by E.R. Williams

Have we learned from the past failure of projects? That is the question for 2010 and beyond. I am not sure we have. Although there have been improvements, how much is the question? Some researches seem to say that a significant increase of 100%. 100% of what? When the rate for successful projects is not over 50, 60, 70, percent, we still have a very long way to go. We either are not spreading the knowledge wide enough along with lessons learned or many are not learning from lessons learned. Why not? We still seem to have many projects failing or being cancelled. I, we, will wait to hear what the major IT researchers say about 2010.

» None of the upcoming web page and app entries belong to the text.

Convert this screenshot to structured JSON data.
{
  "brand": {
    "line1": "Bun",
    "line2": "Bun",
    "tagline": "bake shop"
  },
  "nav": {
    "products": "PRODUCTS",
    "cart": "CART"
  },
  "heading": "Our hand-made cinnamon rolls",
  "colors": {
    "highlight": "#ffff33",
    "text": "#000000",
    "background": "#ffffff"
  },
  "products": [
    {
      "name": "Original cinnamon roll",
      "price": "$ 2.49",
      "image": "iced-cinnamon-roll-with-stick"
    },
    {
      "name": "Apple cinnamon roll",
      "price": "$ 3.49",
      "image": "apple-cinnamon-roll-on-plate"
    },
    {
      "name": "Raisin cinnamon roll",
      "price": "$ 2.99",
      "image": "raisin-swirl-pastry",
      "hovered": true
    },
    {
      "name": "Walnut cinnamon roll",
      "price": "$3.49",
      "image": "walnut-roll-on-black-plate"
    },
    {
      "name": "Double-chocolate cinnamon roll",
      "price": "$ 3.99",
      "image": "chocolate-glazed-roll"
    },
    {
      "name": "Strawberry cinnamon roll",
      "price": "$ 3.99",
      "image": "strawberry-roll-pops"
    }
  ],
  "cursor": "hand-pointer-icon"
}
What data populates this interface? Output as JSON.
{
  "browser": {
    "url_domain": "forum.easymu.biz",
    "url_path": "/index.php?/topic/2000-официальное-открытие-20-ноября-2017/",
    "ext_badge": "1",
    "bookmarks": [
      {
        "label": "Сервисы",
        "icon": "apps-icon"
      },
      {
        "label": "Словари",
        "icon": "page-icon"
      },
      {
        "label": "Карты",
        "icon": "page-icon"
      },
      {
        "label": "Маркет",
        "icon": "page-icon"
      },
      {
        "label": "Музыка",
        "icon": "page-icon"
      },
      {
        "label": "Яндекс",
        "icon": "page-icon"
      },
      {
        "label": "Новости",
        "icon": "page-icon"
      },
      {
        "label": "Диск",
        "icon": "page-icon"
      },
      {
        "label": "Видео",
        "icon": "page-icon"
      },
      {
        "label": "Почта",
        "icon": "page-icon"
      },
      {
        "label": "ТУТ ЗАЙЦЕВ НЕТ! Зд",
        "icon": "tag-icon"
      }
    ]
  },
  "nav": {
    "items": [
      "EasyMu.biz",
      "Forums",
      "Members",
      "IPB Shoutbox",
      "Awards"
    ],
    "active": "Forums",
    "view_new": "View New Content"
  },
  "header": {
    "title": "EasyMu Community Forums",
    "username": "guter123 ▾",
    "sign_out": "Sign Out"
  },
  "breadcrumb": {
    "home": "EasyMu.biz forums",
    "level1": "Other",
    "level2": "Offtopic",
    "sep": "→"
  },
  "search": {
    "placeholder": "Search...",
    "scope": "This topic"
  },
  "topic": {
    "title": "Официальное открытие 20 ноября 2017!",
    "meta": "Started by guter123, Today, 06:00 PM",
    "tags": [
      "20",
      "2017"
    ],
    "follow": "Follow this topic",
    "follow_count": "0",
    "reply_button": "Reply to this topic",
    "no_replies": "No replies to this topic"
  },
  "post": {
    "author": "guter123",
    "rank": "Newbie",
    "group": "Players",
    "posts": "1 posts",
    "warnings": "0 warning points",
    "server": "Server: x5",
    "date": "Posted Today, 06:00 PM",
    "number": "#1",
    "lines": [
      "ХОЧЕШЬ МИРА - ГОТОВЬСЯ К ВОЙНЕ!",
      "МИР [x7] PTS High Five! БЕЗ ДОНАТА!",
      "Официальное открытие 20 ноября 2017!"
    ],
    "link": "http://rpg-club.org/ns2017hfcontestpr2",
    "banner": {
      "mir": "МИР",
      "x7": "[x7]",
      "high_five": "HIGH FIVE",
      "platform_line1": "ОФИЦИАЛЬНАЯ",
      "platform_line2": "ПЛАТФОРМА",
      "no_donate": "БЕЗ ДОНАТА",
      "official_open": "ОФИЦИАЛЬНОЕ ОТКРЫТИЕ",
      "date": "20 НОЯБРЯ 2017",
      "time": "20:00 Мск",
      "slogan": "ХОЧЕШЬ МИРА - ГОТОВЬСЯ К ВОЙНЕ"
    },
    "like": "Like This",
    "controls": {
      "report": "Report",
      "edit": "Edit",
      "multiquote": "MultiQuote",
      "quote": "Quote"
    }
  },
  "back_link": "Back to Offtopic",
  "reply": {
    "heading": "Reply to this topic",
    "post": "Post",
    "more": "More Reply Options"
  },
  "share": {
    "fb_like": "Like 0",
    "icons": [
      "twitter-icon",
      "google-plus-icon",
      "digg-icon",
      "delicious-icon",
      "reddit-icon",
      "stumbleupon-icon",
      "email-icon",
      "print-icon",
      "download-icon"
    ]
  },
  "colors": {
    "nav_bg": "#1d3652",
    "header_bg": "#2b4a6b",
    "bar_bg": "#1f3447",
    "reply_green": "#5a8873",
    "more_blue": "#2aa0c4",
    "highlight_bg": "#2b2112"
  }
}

I identify some reasons from being in the trenches and networking: inadequate management and inexperience project managers, unrealistic and inadequate planning, the absence of an architecture, absolutely too much. Notice I did not say anything about requirements. Yes, still a problem. And whether IT professionals/project managers realizes it, there must be business and system requirements, specified, documented, mutually agreed to and signed off, and it doesn't matter if they are evolving or change through out the process (that's what configuration control is for). A comment from a developer was that he didn't care for models and modeling, documentation, etc. just wanted to get on with implementation and the agile process. But in order for an agile process to contribute to project success, you must still have the above activities completed/comprehensive, detailed enough and/or adequate to do parallel, incremental, iterative development. Let's not fool ourselves about what it takes to be successful including having client/user involved from the beginning and throughout a project's life cycle. We should have learned that eliminating a significant process/activity or best or good practice contributes to a project's failure.

What do you think about project failures for 2010, the 21st century?

Previous post:

Next post: